Taseer lamented the power of the religious mob in an interview last summer following bombings of mosques belonging to the Ahmadi sect, whose members identify themselves as Muslims but are barred by the constitution from “posing” as such. Taseer – whose appointed position gave him little direct power in Punjab – condemned the provincial government of Sharif’s center-right PML-N for what he called its tolerance of radical religious groups.
“Extremist people are not in the majority,” Taseer said at the time. “This is a very narrow minority, but . . . they are always prepared to do and die. That is their strength.”
On Dec. 24, he had posted on his Twitter account: “My observation on minorities: A man/nation is judged by how they support those weaker than them not how they lean on those stronger.”
Authorities said Taseer’s guard, a member of an elite Punjab provincial police force that provides VIP security, shot the governor multiple times outside the Kohsar market in Islamabad, a small shopping plaza near his residence that is frequented by foreigners. The guard proudly surrendered to police afterward, according to local news reports.
Most political parties condemned the killing, and the government announced a three-day mourning period, during which political activity would be suspended. Zardari, to whom Taseer was close, called the assassination “ghastly.”
“The governor of Punjab was the bravest person in our government, and the stands he took for women, minorities and on the blasphemy law were incredibly brave and will never be forgotten,” Farahnaz Ispahani, a Zardari spokeswoman, said in an interview.
Taseer, who began his political career as a PPP student activist, was a successful businessman who played polo and smoked heavily. With his flashy sunglasses and frequent Twitter dispatches, Taseer, 66, cut a rather shocking figure in a country dominated by conservative social mores.
Critics assailed him for fathering a child with an Indian journalist while he was still married to the mother of his other children. In 2008, minor scandals broke out when opponents published photos online of him holding wine glasses at parties and of one of his daughters wearing shorts and dancing.
Despite the alleged gunman’s confession, Taseer’s killing was sure to be swept up in the conspiracy theories that permeate Pakistani politics, particularly in times of turmoil. Interior Minister Rehman Malik said investigators would seek to determine whether the suspect acted alone or was “asked” to carry out the attack.
In the hours after the killing, some criticism centered on the PML-N-led Punjab government, which provided Taseer’s police guard. There was no indication Tuesday night that the party played a role.
But the PML-N might yet bring down the PPP, whose government faces growing criticism over corruption, a floundering economy and a ham-handed response to last year’s devastating floods. The ruling party’s coalition partner, the Muttahida Qaumi Movement, withdrew from the government Sunday, weakening its mandate by depriving it of a parliamentary majority.

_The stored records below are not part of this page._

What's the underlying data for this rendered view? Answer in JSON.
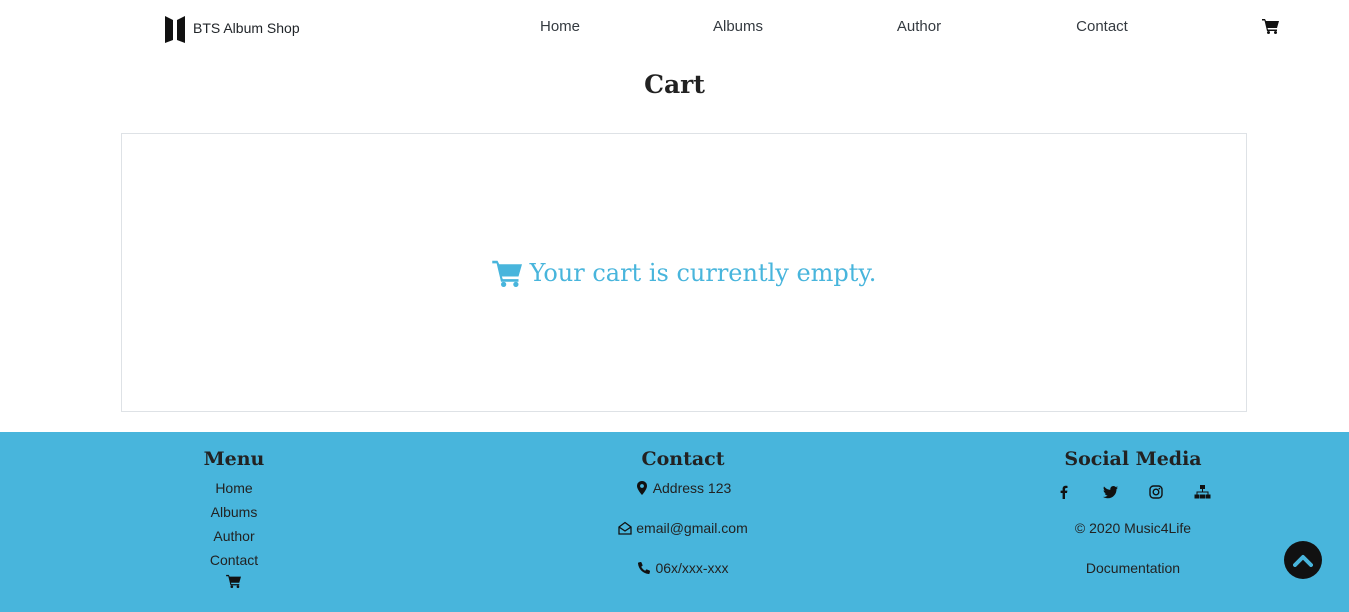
{
  "nav": {
    "brand": "BTS Album Shop",
    "links": [
      "Home",
      "Albums",
      "Author",
      "Contact"
    ],
    "cart_icon": "shopping-cart-icon"
  },
  "page": {
    "title": "Cart",
    "empty_message": "Your cart is currently empty.",
    "empty_icon": "shopping-cart-icon"
  },
  "footer": {
    "menu": {
      "heading": "Menu",
      "items": [
        "Home",
        "Albums",
        "Author",
        "Contact"
      ],
      "cart_icon": "shopping-cart-icon"
    },
    "contact": {
      "heading": "Contact",
      "address": "Address 123",
      "email": "email@gmail.com",
      "phone": "06x/xxx-xxx"
    },
    "social": {
      "heading": "Social Media",
      "icons": [
        "facebook-icon",
        "twitter-icon",
        "instagram-icon",
        "sitemap-icon"
      ],
      "copyright": "© 2020 Music4Life",
      "documentation": "Documentation"
    }
  },
  "colors": {
    "accent": "#48b5dc",
    "footer_bg": "#48b5dc",
    "text": "#222222",
    "scroll_button": "#111111"
  }
}
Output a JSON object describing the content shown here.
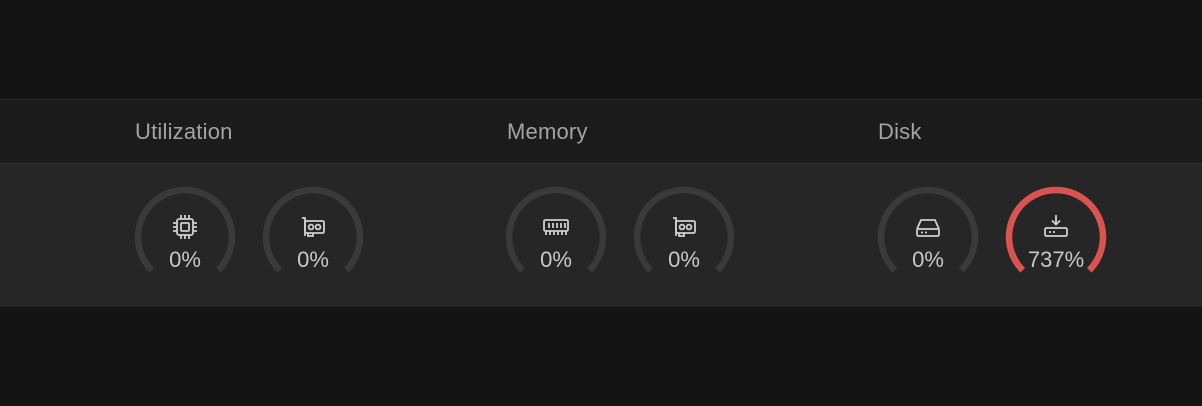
{
  "sections": {
    "utilization": {
      "title": "Utilization"
    },
    "memory": {
      "title": "Memory"
    },
    "disk": {
      "title": "Disk"
    }
  },
  "gauges": [
    {
      "name": "cpu-utilization",
      "icon": "cpu-icon",
      "value_text": "0%",
      "level": 0,
      "color": "#d9534f"
    },
    {
      "name": "gpu-utilization",
      "icon": "gpu-card-icon",
      "value_text": "0%",
      "level": 0,
      "color": "#d9534f"
    },
    {
      "name": "ram-memory",
      "icon": "ram-icon",
      "value_text": "0%",
      "level": 0,
      "color": "#d9534f"
    },
    {
      "name": "gpu-memory",
      "icon": "gpu-card-icon",
      "value_text": "0%",
      "level": 0,
      "color": "#d9534f"
    },
    {
      "name": "disk-usage",
      "icon": "hard-drive-icon",
      "value_text": "0%",
      "level": 0,
      "color": "#d9534f"
    },
    {
      "name": "disk-write",
      "icon": "download-drive-icon",
      "value_text": "737%",
      "level": 1,
      "color": "#d9534f"
    }
  ],
  "colors": {
    "track": "#3a3a3a",
    "alert": "#d9534f"
  }
}
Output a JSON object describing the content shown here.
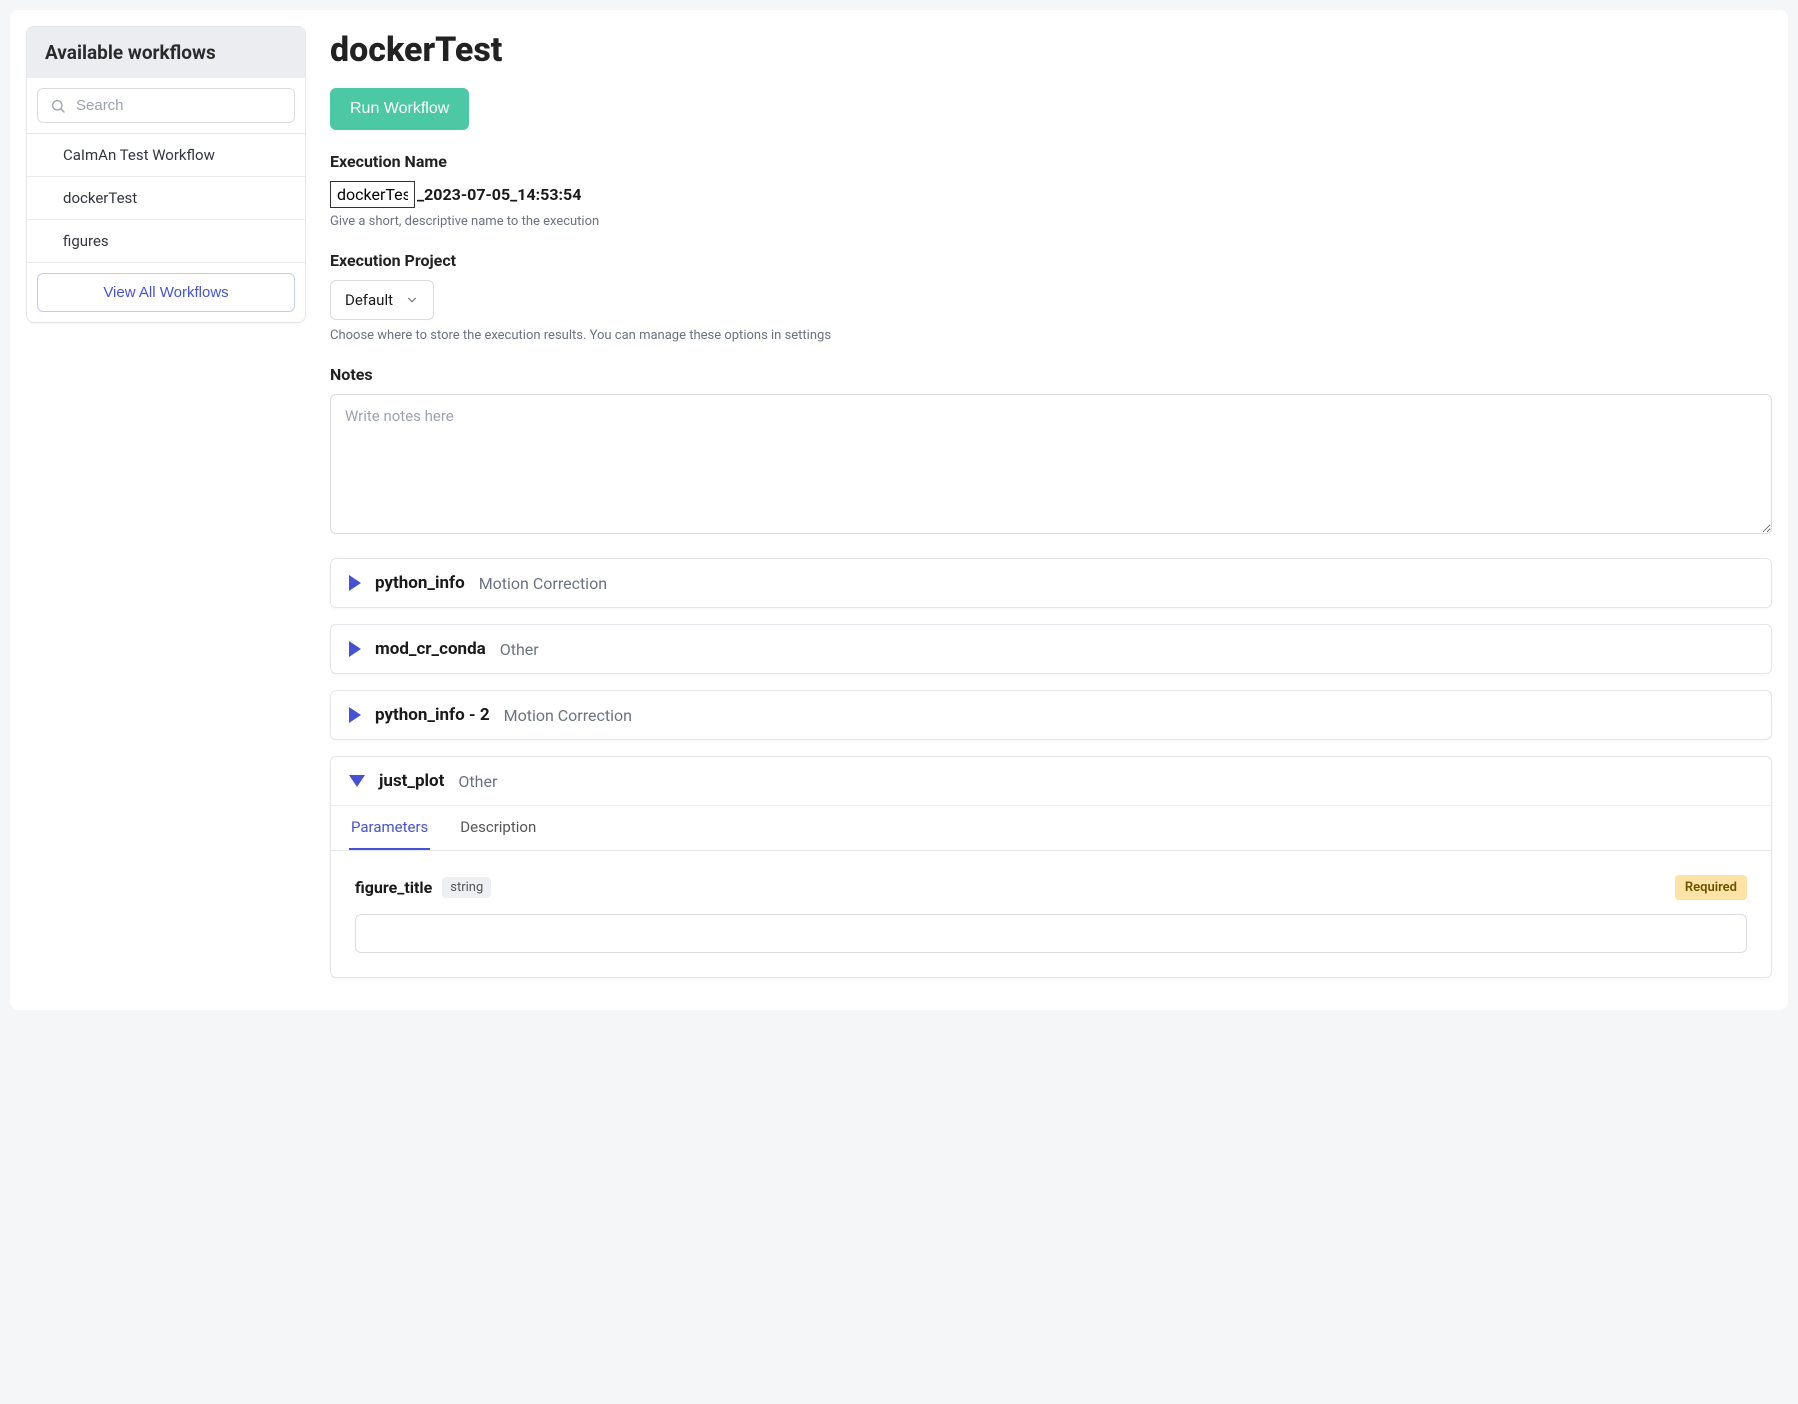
{
  "sidebar": {
    "title": "Available workflows",
    "search_placeholder": "Search",
    "items": [
      {
        "label": "CaImAn Test Workflow"
      },
      {
        "label": "dockerTest"
      },
      {
        "label": "figures"
      }
    ],
    "view_all_label": "View All Workflows"
  },
  "main": {
    "title": "dockerTest",
    "run_label": "Run Workflow",
    "exec_name": {
      "label": "Execution Name",
      "prefix_value": "dockerTest",
      "suffix": "_2023-07-05_14:53:54",
      "helper": "Give a short, descriptive name to the execution"
    },
    "exec_project": {
      "label": "Execution Project",
      "selected": "Default",
      "helper": "Choose where to store the execution results. You can manage these options in settings"
    },
    "notes": {
      "label": "Notes",
      "placeholder": "Write notes here"
    },
    "steps": [
      {
        "name": "python_info",
        "tag": "Motion Correction",
        "expanded": false
      },
      {
        "name": "mod_cr_conda",
        "tag": "Other",
        "expanded": false
      },
      {
        "name": "python_info - 2",
        "tag": "Motion Correction",
        "expanded": false
      },
      {
        "name": "just_plot",
        "tag": "Other",
        "expanded": true
      }
    ],
    "tabs": {
      "parameters": "Parameters",
      "description": "Description"
    },
    "param": {
      "name": "figure_title",
      "type": "string",
      "required_label": "Required"
    }
  }
}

A united opposition could pass a vote of no confidence in Prime Minister Yousaf Raza Gillani, leading to his ouster and potentially triggering early elections. That has appeared unlikely, because of divisions among opposition parties. But Sharif threatened Tuesday to “ask the opposition parties to come forward and we will give them our full support” if the government does not show progress on reforms within 45 days, according to the Associated Press.
Like many in the PPP, Taseer often criticized opposition parties for stoking political instability in a country that has been ruled by the military for half its 63-year history and where an elected government has never completed its term.
Religious extremism, Taseer said last summer, would be quashed only by the “continuous, functional position of a democratic system.”